- Won't be too tight the screws. Make sure they are tight, but not too tight. Do not use an electric screwdriver.
- For the holes that are not metallized, use and cardboard washers between the screw and the motherboard.
Step 7. Install your components
Before replacing the motherboard tray with your new motherboard in your case, install your processor, its fan and the RAM. Doing this now will be easy to put everything back. If your motherboard is not on a movable tray, install your components after wiring.
Step 8. Connect the power supply
Once the motherboard is attached, you can start connecting the components. It is recommended that you connect the power supply first, as the outlets may be difficult to reach afterwards. Check that the 20/24 pin connectors are attached as well as the 4/8 pin 12 V connectors.
Consult your power supply documentation if you are not sure which cables to use
Step 9. Connect your front panel
In order to be able to turn on your computer with the power button on the front or to see if there are disk accesses, you will need to connect the buttons and indicators on the front panel.
- Ignition button
- Reset button
- Voltage LED
- Hard drive LED
- Sound output
Step 10. Connect the front USB ports
Connect the front panel USB ports to the appropriate plug in the motherboard. They are generally marked.

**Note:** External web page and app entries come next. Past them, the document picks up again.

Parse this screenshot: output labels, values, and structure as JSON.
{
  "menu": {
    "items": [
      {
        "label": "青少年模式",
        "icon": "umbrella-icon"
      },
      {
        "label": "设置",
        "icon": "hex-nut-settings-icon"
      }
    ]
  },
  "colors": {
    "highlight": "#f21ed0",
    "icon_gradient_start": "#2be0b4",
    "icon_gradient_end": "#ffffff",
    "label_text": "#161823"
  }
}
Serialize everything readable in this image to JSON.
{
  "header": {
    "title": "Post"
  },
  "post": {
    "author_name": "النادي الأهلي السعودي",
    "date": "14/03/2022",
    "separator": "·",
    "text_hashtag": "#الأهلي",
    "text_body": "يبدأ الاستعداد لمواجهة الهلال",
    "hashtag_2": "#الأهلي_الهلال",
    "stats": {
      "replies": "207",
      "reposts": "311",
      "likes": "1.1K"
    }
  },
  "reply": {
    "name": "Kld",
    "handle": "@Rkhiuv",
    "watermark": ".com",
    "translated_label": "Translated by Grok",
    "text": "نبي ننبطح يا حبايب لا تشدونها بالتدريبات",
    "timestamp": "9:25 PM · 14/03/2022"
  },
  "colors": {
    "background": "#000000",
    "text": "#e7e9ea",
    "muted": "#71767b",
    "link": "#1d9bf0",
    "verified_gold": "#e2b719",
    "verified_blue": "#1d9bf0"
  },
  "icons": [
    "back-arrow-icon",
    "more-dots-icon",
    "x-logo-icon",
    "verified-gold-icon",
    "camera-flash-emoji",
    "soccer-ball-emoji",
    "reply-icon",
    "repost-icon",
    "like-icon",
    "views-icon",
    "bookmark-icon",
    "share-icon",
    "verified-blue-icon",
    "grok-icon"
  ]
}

Make sure you put them in the correct connectors.
Step 11. Connect the fans
Connect all case and processor fans to the appropriate sockets on the motherboard. There are often several places to connect the fans of the case as well as those of the processors.
Step 12. Install your disks
Once the motherboard is fixed and connected, you can start plugging your drives into it. Make sure you connect your hard drive and SATA optical drive to the correct ports on the motherboard.
Step 13. Install a video card
One of the last components you will need to install is the video card. This card takes up a lot of space and will make access to other places very difficult. Installing a video card may be optional, depending on your system and your needs.
Step 14. Arrange your wiring
Now that everything is plugged into your motherboard, it's time to organize the cables so that they don't obstruct the flow of hot air. Store excess cables in free bays and try to tie them together using serflexs. Make sure all components have enough room to breathe.
Step 15. Close the computer
Reposition the side panels of the case and screw them back on. Connect the computer and its components. Turn it on and prepare for the reinstallation of the operating system.
- It is preferable to install the processor, its fan and the RAM before installing the motherboard in the case.
- Consult your documentation before you begin. It will explain to you where all the jumpers and connectors you need are located on your motherboard. Their position varies for each model of motherboard.
- To install a motherboard, it is important to follow the steps in order.
- In most cases with a new motherboard, it is advisable to also use a new case and a new power supply.